I had to keep reminding myself that it was the end of August today, a relatively uneventful month with very nondescript weather, days and overcast days with occasional sunny periods and relatively little rain. Perhaps it was on a mission to get itself out of the way and move onto something a little different?

The garden has certainly moved on from its summer glory, with less colour in evidence in most of the borders but inevitably there are some plants that keep on giving throughout the summer months and many of the roses are flowering again (look at Rural England climbing into the apple tree in the top right of the above picture), although many of the clematis are flowered out. I am deadheading and cutting back on an almost daily basis now, but the garden is not entirely shabby yet – and the annual and dahlia beds are as colourful as ever. Do look through the photos and see you what you think, starting with the views from the back of the house above and below, and then watch the short video afterwards for a three-dimensional tour.

The shrub border also from the other direction, looking back towards the house:

The woodland , the view of the main borders from the bothy at the far end and the same view from ground level:

The clematis colonnade and heuchera bed, then the woodland edge border from both directions:

The three bold borders:

The dahlias and cutting beds:

The blue & white borders, rose garden and walking through the main borders we saw earlier:

Returning towards the house, the annual border and the view across the paved area:

Into the Coop and then towards the exceedingly leafy Coop Corner, where I spied some out-of-season blooms on the Clematis armandii:

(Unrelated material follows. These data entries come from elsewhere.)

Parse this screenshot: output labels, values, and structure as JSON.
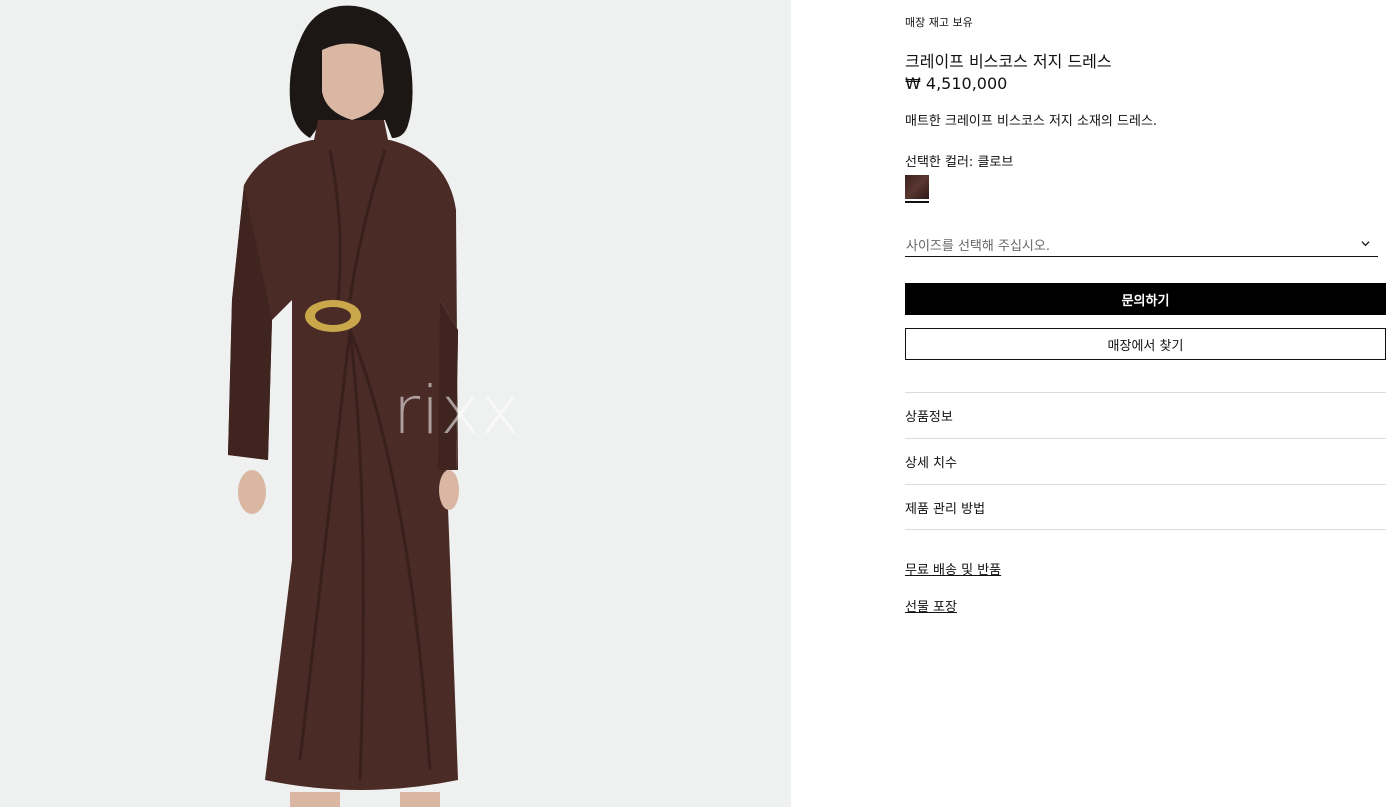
{
  "product_image": {
    "watermark": "rixx",
    "background_color": "#eff1f0",
    "garment_color": "#4a2b26"
  },
  "product": {
    "stock_status": "매장 재고 보유",
    "name": "크레이프 비스코스 저지 드레스",
    "price": "₩ 4,510,000",
    "description": "매트한 크레이프 비스코스 저지 소재의 드레스.",
    "selected_color_label": "선택한 컬러: 클로브",
    "swatch_color": "#3c2320"
  },
  "size_select": {
    "placeholder": "사이즈를 선택해 주십시오.",
    "icon": "chevron-down-icon"
  },
  "actions": {
    "inquire_label": "문의하기",
    "find_store_label": "매장에서 찾기"
  },
  "accordion": {
    "items": [
      {
        "label": "상품정보"
      },
      {
        "label": "상세 치수"
      },
      {
        "label": "제품 관리 방법"
      }
    ]
  },
  "links": {
    "shipping_returns": "무료 배송 및 반품",
    "gift_wrap": "선물 포장"
  }
}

There are some tucked away bits you don’t always see photos of, but the video will give you a glimpse of some of them so do take the 5 or 6 minutes needed to watch it within this blog or click here, and then let’s all see what September has in store for us!

Posted in End of Month View, Gardening, Gardens | 17 Comments